♦ 19 killed as protesters defy curfew, more than 1000 wounded
♦ Anger over graft, unemployment spread to country’s south
♦ Approximately 75 percent of Iraqis offline
Several thousand Iraqi protesters faced off against security forces in central Baghdad on Thursday, the third day of mass rallies that have left 19 dead as they engulf the country’s south.
Defying a curfew in place since dawn, they arrived by truckfuls at the capital’s oil and industry ministry to protest against corruption, unemployment and poor services.
The apparently leaderless movement has posed the biggest challenge yet to Prime Minister Adel Abdel Mahdi, who has been in power for less than a year.
The embattled premier ordered a ban on all movement in Baghdad starting at 5:00 am (0200 GMT) Thursday, but it was almost immediately defied by small groups of protesters.
The crowds swelled in the afternoon and pledged to march to the capital’s emblematic Tahrir (Liberation) Square.
Most demonstrators carried the Iraqi tricolour while others brandished flags bearing the name of Hussein, the Prophet Mohammed’s (pbuh) grandson and a revered figure in Shia Islam, an AFP photographer said.
Riot police and army troops linked arms around ministries and other government buildings, firing tear gas and live rounds into the air in a bid to push the crowds back.
“We will sacrifice our souls and our blood for you, Iraq!” demonstators chanted.
The protests began Tuesday in Baghdad but have since spread across the mainly Shia south, including the provinces of Dhi Qar, Missan, Najaf, Basra, Wasit and Babylon.

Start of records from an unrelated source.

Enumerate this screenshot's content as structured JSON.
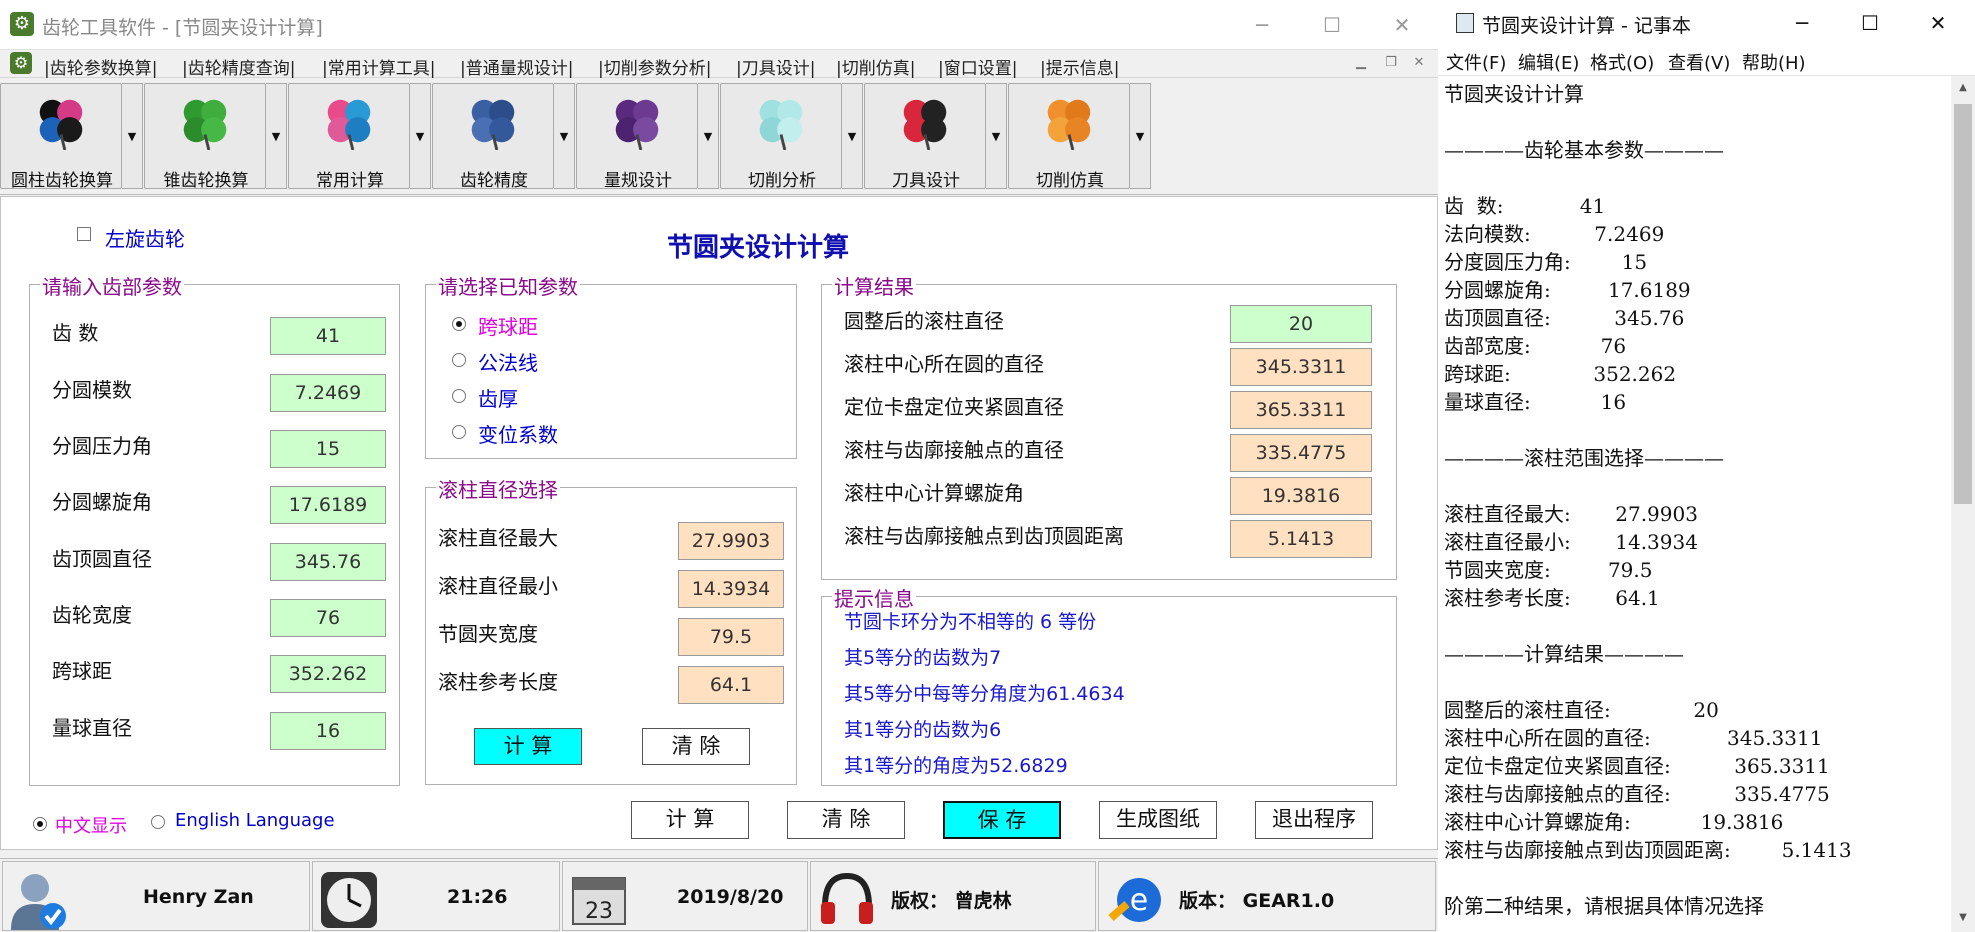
{
  "app": {
    "title": "齿轮工具软件 - [节圆夹设计计算]",
    "icon": "gear-settings-icon"
  },
  "menu": [
    {
      "label": "|齿轮参数换算|"
    },
    {
      "label": "|齿轮精度查询|"
    },
    {
      "label": "|常用计算工具|"
    },
    {
      "label": "|普通量规设计|"
    },
    {
      "label": "|切削参数分析|"
    },
    {
      "label": "|刀具设计|"
    },
    {
      "label": "|切削仿真|"
    },
    {
      "label": "|窗口设置|"
    },
    {
      "label": "|提示信息|"
    }
  ],
  "toolbar": [
    {
      "label": "圆柱齿轮换算",
      "colors": [
        "#111111",
        "#d43a86",
        "#1d62b9",
        "#1a1a1a"
      ]
    },
    {
      "label": "锥齿轮换算",
      "colors": [
        "#2f9a2f",
        "#3fae3f",
        "#2c8c2c",
        "#46b846"
      ]
    },
    {
      "label": "常用计算",
      "colors": [
        "#e94b8a",
        "#2a9ad6",
        "#e05a9a",
        "#1d7ec2"
      ]
    },
    {
      "label": "齿轮精度",
      "colors": [
        "#3a5fa3",
        "#2c4d8a",
        "#4a6fb3",
        "#33589c"
      ]
    },
    {
      "label": "量规设计",
      "colors": [
        "#5a2a7e",
        "#6d3a92",
        "#4d2270",
        "#7a4aa0"
      ]
    },
    {
      "label": "切削分析",
      "colors": [
        "#9fe0e0",
        "#b3e8e8",
        "#8fd6d6",
        "#c2eeee"
      ]
    },
    {
      "label": "刀具设计",
      "colors": [
        "#d8263d",
        "#222222",
        "#d8263d",
        "#222222"
      ]
    },
    {
      "label": "切削仿真",
      "colors": [
        "#f0902c",
        "#e07a1a",
        "#f4a23a",
        "#e88424"
      ]
    }
  ],
  "form": {
    "left_hand_label": "左旋齿轮",
    "title": "节圆夹设计计算",
    "input_group": {
      "title": "请输入齿部参数",
      "rows": [
        {
          "label": "齿 数",
          "value": "41"
        },
        {
          "label": "分圆模数",
          "value": "7.2469"
        },
        {
          "label": "分圆压力角",
          "value": "15"
        },
        {
          "label": "分圆螺旋角",
          "value": "17.6189"
        },
        {
          "label": "齿顶圆直径",
          "value": "345.76"
        },
        {
          "label": "齿轮宽度",
          "value": "76"
        },
        {
          "label": "跨球距",
          "value": "352.262"
        },
        {
          "label": "量球直径",
          "value": "16"
        }
      ]
    },
    "known_group": {
      "title": "请选择已知参数",
      "options": [
        {
          "label": "跨球距",
          "selected": true
        },
        {
          "label": "公法线",
          "selected": false
        },
        {
          "label": "齿厚",
          "selected": false
        },
        {
          "label": "变位系数",
          "selected": false
        }
      ]
    },
    "roller_group": {
      "title": "滚柱直径选择",
      "rows": [
        {
          "label": "滚柱直径最大",
          "value": "27.9903"
        },
        {
          "label": "滚柱直径最小",
          "value": "14.3934"
        },
        {
          "label": "节圆夹宽度",
          "value": "79.5"
        },
        {
          "label": "滚柱参考长度",
          "value": "64.1"
        }
      ],
      "calc_label": "计  算",
      "clear_label": "清  除"
    },
    "result_group": {
      "title": "计算结果",
      "rows": [
        {
          "label": "圆整后的滚柱直径",
          "value": "20"
        },
        {
          "label": "滚柱中心所在圆的直径",
          "value": "345.3311"
        },
        {
          "label": "定位卡盘定位夹紧圆直径",
          "value": "365.3311"
        },
        {
          "label": "滚柱与齿廓接触点的直径",
          "value": "335.4775"
        },
        {
          "label": "滚柱中心计算螺旋角",
          "value": "19.3816"
        },
        {
          "label": "滚柱与齿廓接触点到齿顶圆距离",
          "value": "5.1413"
        }
      ]
    },
    "hint_group": {
      "title": "提示信息",
      "lines": [
        "节圆卡环分为不相等的 6 等份",
        "其5等分的齿数为7",
        "其5等分中每等分角度为61.4634",
        "其1等分的齿数为6",
        "其1等分的角度为52.6829"
      ]
    },
    "lang": {
      "zh": "中文显示",
      "en": "English Language"
    },
    "buttons": {
      "calc": "计  算",
      "clear": "清  除",
      "save": "保  存",
      "drawing": "生成图纸",
      "exit": "退出程序"
    }
  },
  "status": {
    "user": "Henry Zan",
    "time": "21:26",
    "date": "2019/8/20",
    "calendar_day": "23",
    "copyright": "版权： 曾虎林",
    "version": "版本： GEAR1.0"
  },
  "notepad": {
    "title": "节圆夹设计计算 - 记事本",
    "menu": [
      "文件(F)",
      "编辑(E)",
      "格式(O)",
      "查看(V)",
      "帮助(H)"
    ],
    "lines": [
      "节圆夹设计计算",
      "",
      "————齿轮基本参数————",
      "",
      "齿  数:            41",
      "法向模数:          7.2469",
      "分度圆压力角:        15",
      "分圆螺旋角:         17.6189",
      "齿顶圆直径:          345.76",
      "齿部宽度:           76",
      "跨球距:             352.262",
      "量球直径:           16",
      "",
      "————滚柱范围选择————",
      "",
      "滚柱直径最大:       27.9903",
      "滚柱直径最小:       14.3934",
      "节圆夹宽度:         79.5",
      "滚柱参考长度:       64.1",
      "",
      "————计算结果————",
      "",
      "圆整后的滚柱直径:             20",
      "滚柱中心所在圆的直径:            345.3311",
      "定位卡盘定位夹紧圆直径:          365.3311",
      "滚柱与齿廓接触点的直径:          335.4775",
      "滚柱中心计算螺旋角:           19.3816",
      "滚柱与齿廓接触点到齿顶圆距离:        5.1413",
      "",
      "阶第二种结果，请根据具体情况选择"
    ]
  }
}
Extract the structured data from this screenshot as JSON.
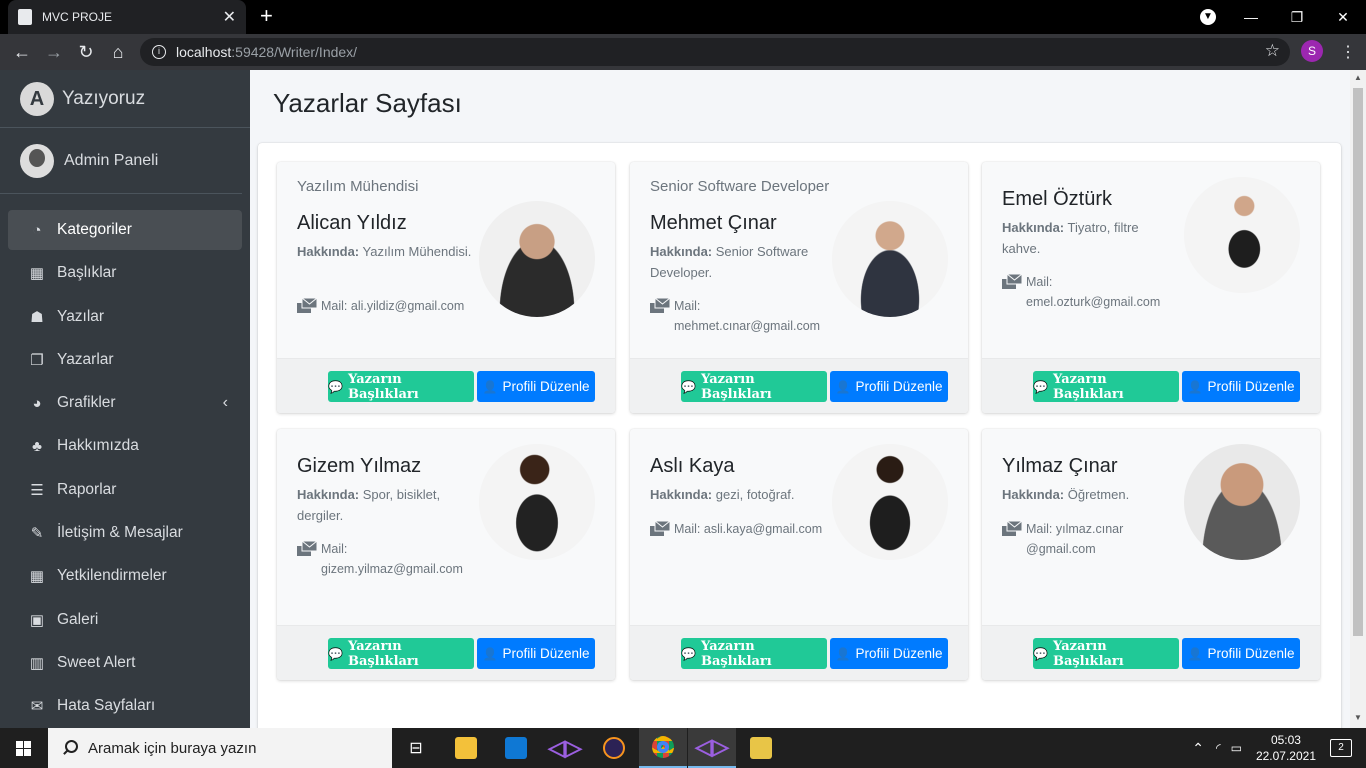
{
  "browser": {
    "tab_title": "MVC PROJE",
    "url_host": "localhost",
    "url_path": ":59428/Writer/Index/",
    "profile_initial": "S"
  },
  "sidebar": {
    "brand": "Yazıyoruz",
    "brand_logo": "A",
    "user": "Admin Paneli",
    "items": [
      {
        "label": "Kategoriler",
        "icon": "dashboard-icon",
        "glyph": "◔",
        "active": true
      },
      {
        "label": "Başlıklar",
        "icon": "grid-icon",
        "glyph": "▦"
      },
      {
        "label": "Yazılar",
        "icon": "book-reader-icon",
        "glyph": "☗"
      },
      {
        "label": "Yazarlar",
        "icon": "copy-icon",
        "glyph": "❐"
      },
      {
        "label": "Grafikler",
        "icon": "pie-chart-icon",
        "glyph": "◕",
        "caret": "‹"
      },
      {
        "label": "Hakkımızda",
        "icon": "tree-icon",
        "glyph": "♣"
      },
      {
        "label": "Raporlar",
        "icon": "bars-icon",
        "glyph": "☰"
      },
      {
        "label": "İletişim & Mesajlar",
        "icon": "edit-icon",
        "glyph": "✎"
      },
      {
        "label": "Yetkilendirmeler",
        "icon": "calendar-icon",
        "glyph": "▦"
      },
      {
        "label": "Galeri",
        "icon": "image-icon",
        "glyph": "▣"
      },
      {
        "label": "Sweet Alert",
        "icon": "map-icon",
        "glyph": "▥"
      },
      {
        "label": "Hata Sayfaları",
        "icon": "envelope-icon",
        "glyph": "✉"
      }
    ]
  },
  "page": {
    "title": "Yazarlar Sayfası",
    "about_label": "Hakkında:",
    "mail_label": "Mail:",
    "btn_titles": "Yazarın Başlıkları",
    "btn_edit": "Profili Düzenle"
  },
  "writers": [
    {
      "role": "Yazılım Mühendisi",
      "name": "Alican Yıldız",
      "about": "Yazılım Mühendisi.",
      "mail": "ali.yildiz@gmail.com"
    },
    {
      "role": "Senior Software Developer",
      "name": "Mehmet Çınar",
      "about": "Senior Software Developer.",
      "mail": "mehmet.cınar@gmail.com"
    },
    {
      "role": "",
      "name": "Emel Öztürk",
      "about": "Tiyatro, filtre kahve.",
      "mail": "emel.ozturk@gmail.com"
    },
    {
      "role": "",
      "name": "Gizem Yılmaz",
      "about": "Spor, bisiklet, dergiler.",
      "mail": "gizem.yilmaz@gmail.com"
    },
    {
      "role": "",
      "name": "Aslı Kaya",
      "about": "gezi, fotoğraf.",
      "mail": "asli.kaya@gmail.com"
    },
    {
      "role": "",
      "name": "Yılmaz Çınar",
      "about": "Öğretmen.",
      "mail": "yılmaz.cınar @gmail.com"
    }
  ],
  "taskbar": {
    "search_placeholder": "Aramak için buraya yazın",
    "time": "05:03",
    "date": "22.07.2021",
    "notifications": "2"
  }
}
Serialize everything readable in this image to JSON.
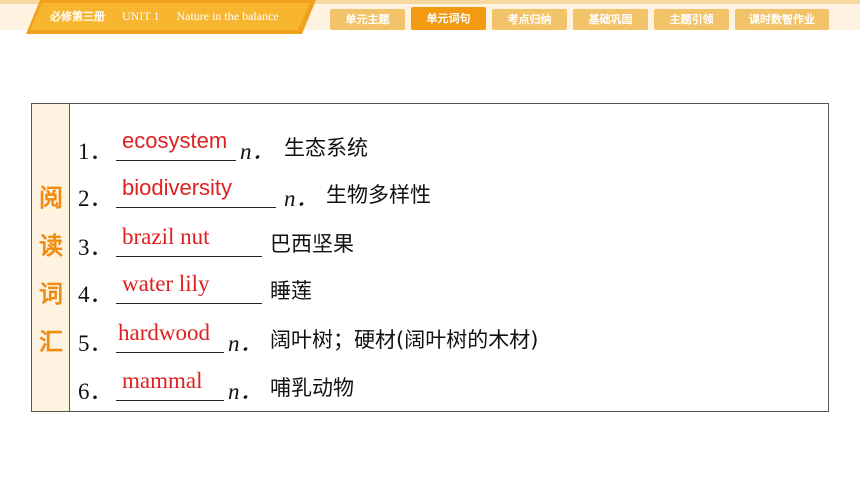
{
  "header": {
    "book": "必修第三册",
    "unit": "UNIT 1",
    "unit_title": "Nature in the balance"
  },
  "nav": {
    "tabs": [
      {
        "label": "单元主题",
        "active": false
      },
      {
        "label": "单元词句",
        "active": true
      },
      {
        "label": "考点归纳",
        "active": false
      },
      {
        "label": "基础巩固",
        "active": false
      },
      {
        "label": "主题引领",
        "active": false
      },
      {
        "label": "课时数智作业",
        "active": false
      }
    ]
  },
  "section_label": [
    "阅",
    "读",
    "词",
    "汇"
  ],
  "vocab": [
    {
      "num": "1．",
      "answer": "ecosystem",
      "pos": "n．",
      "meaning": "生态系统"
    },
    {
      "num": "2．",
      "answer": "biodiversity",
      "pos": "n．",
      "meaning": "生物多样性"
    },
    {
      "num": "3．",
      "answer": "brazil nut",
      "pos": "",
      "meaning": "巴西坚果"
    },
    {
      "num": "4．",
      "answer": "water lily",
      "pos": "",
      "meaning": "睡莲"
    },
    {
      "num": "5．",
      "answer": "hardwood",
      "pos": "n．",
      "meaning": "阔叶树；硬材(阔叶树的木材)"
    },
    {
      "num": "6．",
      "answer": "mammal",
      "pos": "n．",
      "meaning": "哺乳动物"
    }
  ],
  "colors": {
    "accent": "#f0a21c",
    "answer": "#e02020",
    "label": "#f08c10"
  }
}
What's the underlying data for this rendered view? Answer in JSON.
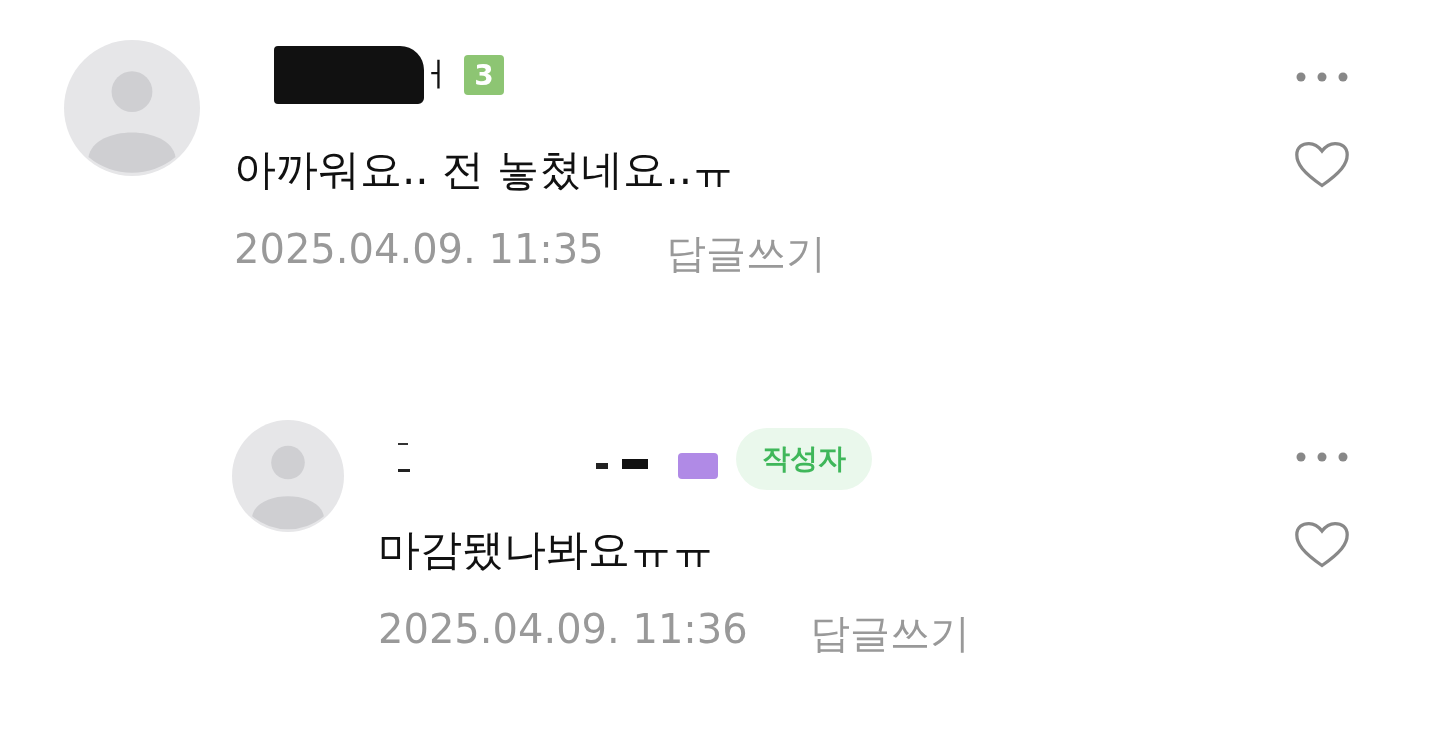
{
  "comments": [
    {
      "kind": "comment",
      "author": {
        "kind": "blacked",
        "visible_part": "ㅓ"
      },
      "level_badge": {
        "label": "3",
        "color": "#8dc573"
      },
      "text": "아까워요.. 전 놓쳤네요..ㅠ",
      "date": "2025.04.09. 11:35",
      "reply_label": "답글쓰기",
      "liked": false
    },
    {
      "kind": "reply",
      "author": {
        "kind": "erased"
      },
      "level_badge": {
        "color": "#b08ae6"
      },
      "writer_badge": "작성자",
      "text": "마감됐나봐요ㅠㅠ",
      "date": "2025.04.09. 11:36",
      "reply_label": "답글쓰기",
      "liked": false
    }
  ]
}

Several cities have imposed curfews, but protesters flooded the streets regardless.
The Kurdish northern regions and Sunni western provinces, meanwhile, have remained relatively calm.
Approximately 75 percent of Iraq is “offline” after major network operators “intentionally restricted” access, according to cybersecurity monitor NetBlocks.
The three days of demonstrations have left 19 people dead including one police officer, a toll confirmed by Iraq’s Human Rights Commission. More than 1,000 protesters and security personnel have been wounded.
The grievances echo those of mass demonstrations in Iraq’s south a little over a year ago which were prompted by a severe water shortage that caused a widespread health crisis. Since then, southern provinces have accused the central government of failing to address profound infrastructural gaps, chief among them is youth unemployment.
Abdel Mahdi came to power in October 2018 with a promise to reform inefficient institutions, eradicate corruption and fight unemployment.
In particular, anger has boiled over at the staggering level of youth unemployment, which stands at around 25 percent or double the overall rate, says the World Bank.